___ RECORD EXCERPTS ___
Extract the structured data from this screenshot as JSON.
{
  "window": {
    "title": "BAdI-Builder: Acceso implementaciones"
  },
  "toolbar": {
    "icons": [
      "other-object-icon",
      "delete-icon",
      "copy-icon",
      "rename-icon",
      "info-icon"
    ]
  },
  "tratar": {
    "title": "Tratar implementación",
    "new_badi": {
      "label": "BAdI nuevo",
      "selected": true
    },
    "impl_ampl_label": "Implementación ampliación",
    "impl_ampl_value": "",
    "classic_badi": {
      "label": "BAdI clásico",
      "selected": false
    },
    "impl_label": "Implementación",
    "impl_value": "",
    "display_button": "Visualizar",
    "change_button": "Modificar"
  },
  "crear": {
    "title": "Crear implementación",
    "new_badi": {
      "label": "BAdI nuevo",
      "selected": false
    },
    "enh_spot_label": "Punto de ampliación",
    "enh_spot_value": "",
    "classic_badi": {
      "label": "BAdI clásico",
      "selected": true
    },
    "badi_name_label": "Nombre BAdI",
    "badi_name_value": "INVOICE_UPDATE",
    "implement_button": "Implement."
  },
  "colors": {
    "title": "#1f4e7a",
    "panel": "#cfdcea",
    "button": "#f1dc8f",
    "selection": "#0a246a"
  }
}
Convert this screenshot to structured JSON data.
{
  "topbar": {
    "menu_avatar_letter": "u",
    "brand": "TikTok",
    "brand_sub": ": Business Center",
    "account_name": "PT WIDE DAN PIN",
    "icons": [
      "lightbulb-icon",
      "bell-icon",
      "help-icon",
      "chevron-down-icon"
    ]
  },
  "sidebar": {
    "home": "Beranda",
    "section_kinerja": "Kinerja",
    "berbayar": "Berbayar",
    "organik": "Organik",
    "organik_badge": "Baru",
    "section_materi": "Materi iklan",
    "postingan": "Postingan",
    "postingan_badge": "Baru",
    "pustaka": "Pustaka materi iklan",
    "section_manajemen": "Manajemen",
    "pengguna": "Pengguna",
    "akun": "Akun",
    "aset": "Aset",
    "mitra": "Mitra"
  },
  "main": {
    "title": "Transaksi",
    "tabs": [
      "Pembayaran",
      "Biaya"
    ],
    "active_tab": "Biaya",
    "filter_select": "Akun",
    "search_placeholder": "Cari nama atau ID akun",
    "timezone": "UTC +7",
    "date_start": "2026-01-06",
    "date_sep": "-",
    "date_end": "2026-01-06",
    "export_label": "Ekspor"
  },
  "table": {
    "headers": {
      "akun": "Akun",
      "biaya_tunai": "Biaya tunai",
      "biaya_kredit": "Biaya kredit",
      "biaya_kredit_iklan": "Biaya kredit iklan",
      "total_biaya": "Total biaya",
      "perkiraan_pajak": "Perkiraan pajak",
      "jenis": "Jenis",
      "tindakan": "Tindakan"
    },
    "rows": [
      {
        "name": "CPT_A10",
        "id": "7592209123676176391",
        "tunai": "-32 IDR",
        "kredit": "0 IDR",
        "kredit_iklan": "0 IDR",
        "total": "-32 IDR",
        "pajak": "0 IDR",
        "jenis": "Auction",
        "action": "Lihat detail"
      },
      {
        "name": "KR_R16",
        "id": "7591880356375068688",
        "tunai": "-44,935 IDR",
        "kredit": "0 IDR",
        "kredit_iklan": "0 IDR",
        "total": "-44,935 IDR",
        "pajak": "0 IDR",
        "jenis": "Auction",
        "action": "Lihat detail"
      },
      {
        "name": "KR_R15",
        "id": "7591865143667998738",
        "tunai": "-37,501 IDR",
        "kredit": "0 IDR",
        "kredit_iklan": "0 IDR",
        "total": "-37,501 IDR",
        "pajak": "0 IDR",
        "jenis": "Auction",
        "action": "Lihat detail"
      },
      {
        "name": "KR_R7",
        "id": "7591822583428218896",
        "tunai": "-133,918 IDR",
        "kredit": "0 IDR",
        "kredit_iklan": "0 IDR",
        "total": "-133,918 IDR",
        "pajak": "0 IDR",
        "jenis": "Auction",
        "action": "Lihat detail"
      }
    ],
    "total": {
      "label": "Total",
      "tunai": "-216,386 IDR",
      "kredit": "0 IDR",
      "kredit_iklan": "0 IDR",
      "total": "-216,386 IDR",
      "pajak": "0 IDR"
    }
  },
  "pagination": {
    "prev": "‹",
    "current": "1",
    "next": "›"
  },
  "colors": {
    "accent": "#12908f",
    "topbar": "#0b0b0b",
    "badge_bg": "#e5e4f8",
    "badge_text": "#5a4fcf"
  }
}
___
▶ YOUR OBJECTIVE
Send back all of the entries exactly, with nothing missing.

▶ WRITTEN ANSWER
Extract the structured data from this screenshot as JSON.
{
  "window": {
    "title": "BAdI-Builder: Acceso implementaciones"
  },
  "toolbar": {
    "icons": [
      "other-object-icon",
      "delete-icon",
      "copy-icon",
      "rename-icon",
      "info-icon"
    ]
  },
  "tratar": {
    "title": "Tratar implementación",
    "new_badi": {
      "label": "BAdI nuevo",
      "selected": true
    },
    "impl_ampl_label": "Implementación ampliación",
    "impl_ampl_value": "",
    "classic_badi": {
      "label": "BAdI clásico",
      "selected": false
    },
    "impl_label": "Implementación",
    "impl_value": "",
    "display_button": "Visualizar",
    "change_button": "Modificar"
  },
  "crear": {
    "title": "Crear implementación",
    "new_badi": {
      "label": "BAdI nuevo",
      "selected": false
    },
    "enh_spot_label": "Punto de ampliación",
    "enh_spot_value": "",
    "classic_badi": {
      "label": "BAdI clásico",
      "selected": true
    },
    "badi_name_label": "Nombre BAdI",
    "badi_name_value": "INVOICE_UPDATE",
    "implement_button": "Implement."
  },
  "colors": {
    "title": "#1f4e7a",
    "panel": "#cfdcea",
    "button": "#f1dc8f",
    "selection": "#0a246a"
  }
}
Convert this screenshot to structured JSON data.
{
  "topbar": {
    "menu_avatar_letter": "u",
    "brand": "TikTok",
    "brand_sub": ": Business Center",
    "account_name": "PT WIDE DAN PIN",
    "icons": [
      "lightbulb-icon",
      "bell-icon",
      "help-icon",
      "chevron-down-icon"
    ]
  },
  "sidebar": {
    "home": "Beranda",
    "section_kinerja": "Kinerja",
    "berbayar": "Berbayar",
    "organik": "Organik",
    "organik_badge": "Baru",
    "section_materi": "Materi iklan",
    "postingan": "Postingan",
    "postingan_badge": "Baru",
    "pustaka": "Pustaka materi iklan",
    "section_manajemen": "Manajemen",
    "pengguna": "Pengguna",
    "akun": "Akun",
    "aset": "Aset",
    "mitra": "Mitra"
  },
  "main": {
    "title": "Transaksi",
    "tabs": [
      "Pembayaran",
      "Biaya"
    ],
    "active_tab": "Biaya",
    "filter_select": "Akun",
    "search_placeholder": "Cari nama atau ID akun",
    "timezone": "UTC +7",
    "date_start": "2026-01-06",
    "date_sep": "-",
    "date_end": "2026-01-06",
    "export_label": "Ekspor"
  },
  "table": {
    "headers": {
      "akun": "Akun",
      "biaya_tunai": "Biaya tunai",
      "biaya_kredit": "Biaya kredit",
      "biaya_kredit_iklan": "Biaya kredit iklan",
      "total_biaya": "Total biaya",
      "perkiraan_pajak": "Perkiraan pajak",
      "jenis": "Jenis",
      "tindakan": "Tindakan"
    },
    "rows": [
      {
        "name": "CPT_A10",
        "id": "7592209123676176391",
        "tunai": "-32 IDR",
        "kredit": "0 IDR",
        "kredit_iklan": "0 IDR",
        "total": "-32 IDR",
        "pajak": "0 IDR",
        "jenis": "Auction",
        "action": "Lihat detail"
      },
      {
        "name": "KR_R16",
        "id": "7591880356375068688",
        "tunai": "-44,935 IDR",
        "kredit": "0 IDR",
        "kredit_iklan": "0 IDR",
        "total": "-44,935 IDR",
        "pajak": "0 IDR",
        "jenis": "Auction",
        "action": "Lihat detail"
      },
      {
        "name": "KR_R15",
        "id": "7591865143667998738",
        "tunai": "-37,501 IDR",
        "kredit": "0 IDR",
        "kredit_iklan": "0 IDR",
        "total": "-37,501 IDR",
        "pajak": "0 IDR",
        "jenis": "Auction",
        "action": "Lihat detail"
      },
      {
        "name": "KR_R7",
        "id": "7591822583428218896",
        "tunai": "-133,918 IDR",
        "kredit": "0 IDR",
        "kredit_iklan": "0 IDR",
        "total": "-133,918 IDR",
        "pajak": "0 IDR",
        "jenis": "Auction",
        "action": "Lihat detail"
      }
    ],
    "total": {
      "label": "Total",
      "tunai": "-216,386 IDR",
      "kredit": "0 IDR",
      "kredit_iklan": "0 IDR",
      "total": "-216,386 IDR",
      "pajak": "0 IDR"
    }
  },
  "pagination": {
    "prev": "‹",
    "current": "1",
    "next": "›"
  },
  "colors": {
    "accent": "#12908f",
    "topbar": "#0b0b0b",
    "badge_bg": "#e5e4f8",
    "badge_text": "#5a4fcf"
  }
}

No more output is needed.